But back to that line about being a “dry drunk.” This zinger left a mark on me because not only had I grew up like Juliette but at four years sober I know thing or two about dryness also. Deacon may have the ready-for-primetime problems like the “is he or isn’t he” the baby-daddy to Rayna’s oldest daughter that I thankfully don’t know anything about. Yet like him, I know the struggles of staying emotionally sober and how tricky self-care can be. Since my second year of sobriety, I’ve vacillated with great regularity between being a happy, respectable sober fellow and a dry uncomfortable mess. Staying sober is a tough and tricky task that isn’t always met with the drama of relapse. A lot of the time, the drama comes with just staying afloat and getting back to the things that saved our lives in the first place. The character of Deacon seems to confirm what many of us in recovery have discovered. Just because we got sober and our lives got better, it doesn’t mean this whole life thing ever gets easier.

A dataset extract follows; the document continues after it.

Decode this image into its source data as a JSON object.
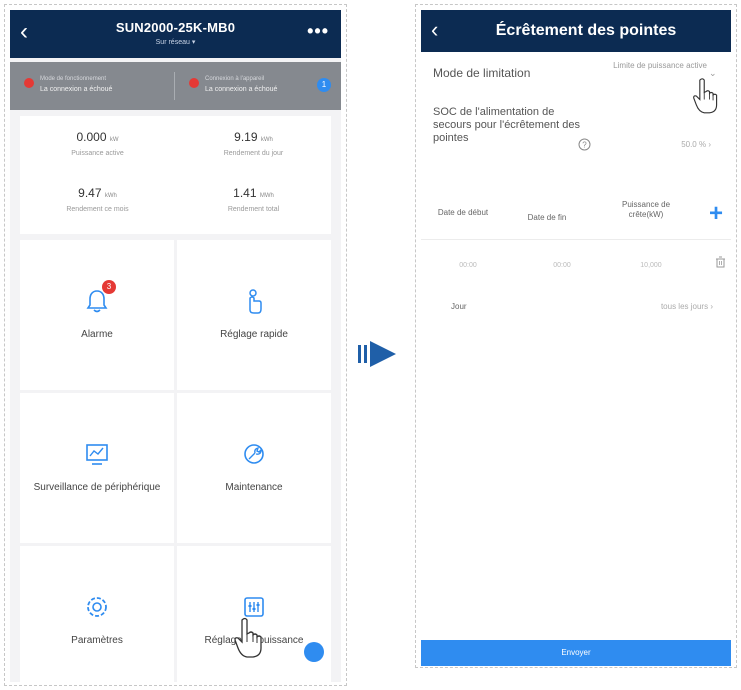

Leaving drugs and alcohol out of a show about country music would be a mistake. Country music might be the soundtrack of America’s heartland but it has a long tragic history with alcoholism and addiction. What alcoholic can’t relate to famous country songs like Whiskey River, Friends in Low Places and I’m so Lonesome I could Die?  Legends like Hank Williams, Keith Urban, Tammy Wynette, Merle Haggard, Randy Travis and even Saint Johnny Cash are as famous for their problems with drugs and alcohol as they are for their music. Just last month troubled country singer Mindy McCready lost her decade-long fight with addiction and was found on her porch by her neighbors. McCready had shot herself and in sad country song fashion, she also shot her ex-boyfriend’s dog.

While Nashville the city is still turning out the hits, it’s hard to say if Nashville the television show will last. Can normal, non-country fans relate to a show dedicated to the juicy side of the music business? Probably not.  Viewers need to identify with what character’s are going through, even on the most remote level. Most of us don’t know what sleazy managers are like or how to deal with slumping record sales. What might keep Nashville on our television sets for a few more seasons, however, is it’s no apologies and distinctly human look at an epidemic that continues to rock country music stars and everyday people alike.